Physics at University of Cambridge - UCAS

Course summary

The MASt in Physics is a taught master's-level course which is designed to act as a top-up course for students who already hold a three-year undergraduate degree in physics (or an equivalent subject with similar physics content) and who are likely to wish to subsequently pursue research in physics, either within the Department or elsewhere. The course aims to bring students close to the boundaries of current research and is thus somewhat linked to the expertise from within the specific research groups in the Department of Physics. Candidates make a series of choices as the year proceeds which allow them to select a bias towards particular broad areas of physics such as condensed matter physics, particle physics, astrophysics, biophysics, or semiconductor physics. The emphasis can range over the spectrum from strongly experimental to highly theoretical physics, and a range of specialist options are available. All students also undertake a substantial research project, which is expected to take up one-third of their time for the year. MASt students study alongside the fourth-year students taking the physics part of the integrated Cambridge Natural Science course, commonly referred to as Part III physics. Details of the current Part III physics course can be found on the Department of Physics website. Please note that the courses available to students may change from year to year (especially the Minor Topic courses taken in the Lent term) and so this year's course listing should only be used as a guide to what courses might be available in future. Learning Outcomes By the end of the programme, students will have:

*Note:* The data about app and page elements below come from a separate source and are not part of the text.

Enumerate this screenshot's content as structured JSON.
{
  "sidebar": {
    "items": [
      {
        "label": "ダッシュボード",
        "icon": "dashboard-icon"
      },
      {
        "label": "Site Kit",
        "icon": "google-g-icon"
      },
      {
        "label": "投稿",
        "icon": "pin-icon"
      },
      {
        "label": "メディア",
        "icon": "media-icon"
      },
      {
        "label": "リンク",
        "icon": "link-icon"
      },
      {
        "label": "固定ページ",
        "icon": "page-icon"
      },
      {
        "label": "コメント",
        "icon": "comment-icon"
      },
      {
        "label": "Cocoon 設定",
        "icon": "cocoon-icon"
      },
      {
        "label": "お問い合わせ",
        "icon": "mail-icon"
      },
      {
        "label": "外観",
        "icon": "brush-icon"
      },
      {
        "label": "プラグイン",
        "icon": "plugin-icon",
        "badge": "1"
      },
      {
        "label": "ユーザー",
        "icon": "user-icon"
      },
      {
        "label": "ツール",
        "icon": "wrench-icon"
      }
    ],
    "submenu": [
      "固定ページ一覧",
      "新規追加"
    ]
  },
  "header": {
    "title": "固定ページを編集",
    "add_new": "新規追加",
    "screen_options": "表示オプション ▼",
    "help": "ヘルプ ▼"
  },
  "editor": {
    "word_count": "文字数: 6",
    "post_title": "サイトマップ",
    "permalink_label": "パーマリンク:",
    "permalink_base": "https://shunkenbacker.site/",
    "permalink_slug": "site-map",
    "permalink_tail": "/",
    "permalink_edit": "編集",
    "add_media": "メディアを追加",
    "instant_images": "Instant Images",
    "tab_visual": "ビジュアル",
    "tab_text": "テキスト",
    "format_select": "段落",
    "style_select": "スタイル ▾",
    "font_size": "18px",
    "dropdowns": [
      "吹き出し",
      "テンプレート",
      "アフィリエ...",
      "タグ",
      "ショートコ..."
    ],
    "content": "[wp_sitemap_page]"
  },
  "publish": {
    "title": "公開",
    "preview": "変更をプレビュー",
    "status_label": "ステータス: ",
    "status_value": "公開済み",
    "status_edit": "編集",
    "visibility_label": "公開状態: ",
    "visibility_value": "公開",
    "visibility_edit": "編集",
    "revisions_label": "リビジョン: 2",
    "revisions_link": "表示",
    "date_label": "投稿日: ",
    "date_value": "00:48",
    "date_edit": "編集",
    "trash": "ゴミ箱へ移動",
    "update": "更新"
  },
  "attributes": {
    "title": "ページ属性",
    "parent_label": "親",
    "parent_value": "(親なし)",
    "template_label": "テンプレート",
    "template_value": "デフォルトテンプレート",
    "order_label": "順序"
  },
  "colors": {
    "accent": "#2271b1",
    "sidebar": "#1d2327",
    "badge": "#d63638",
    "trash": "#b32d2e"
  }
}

  • Reinforced their broad understanding of physics across the core areas studied in the Cambridge bachelors physics programme;
  • Developed their knowledge in specialised areas of physics, bringing them close to the boundaries of current research;
  • Developed an understanding of the techniques and literature associated with the project area on which they have focused;
  • Demonstrated the application of knowledge in a research context and become familiar with the methods of research and enquiry used to further that knowledge;
  • Shown abilities in the critical evaluation of knowledge; and
  • Demonstrated some level of self-direction and originality in tackling and solving research problems, and acted autonomously in the planning and execution of research.

Assessment method


Entry requirements

Applicants for this course should have achieved a UK High II.i Honours Degree. If your degree is not from the UK, please check International Qualifications to find the equivalent in your country. Due to the high standard of applications this course receives, the typical grade of candidates who are admitted is a high First class Honours degree (or equivalent) in Physics. Students require excellent working knowledge in core physics courses including Quantum Mechanics, Condensed Matter Physics, Thermal and Statistical Physics, Electrodynamics. Successful candidates would usually have studied courses similar in content to those listed in our Part II undergraduate programme. Details on the lecture contents can be obtained from the Undergraduate Office in the Department of Physics.

Fees and funding

Tuition fees

No fee information has been provided for this course

Additional fee information

No additional fees or cost information has been supplied for this course, please contact the provider directly.
Physics at University of Cambridge - UCAS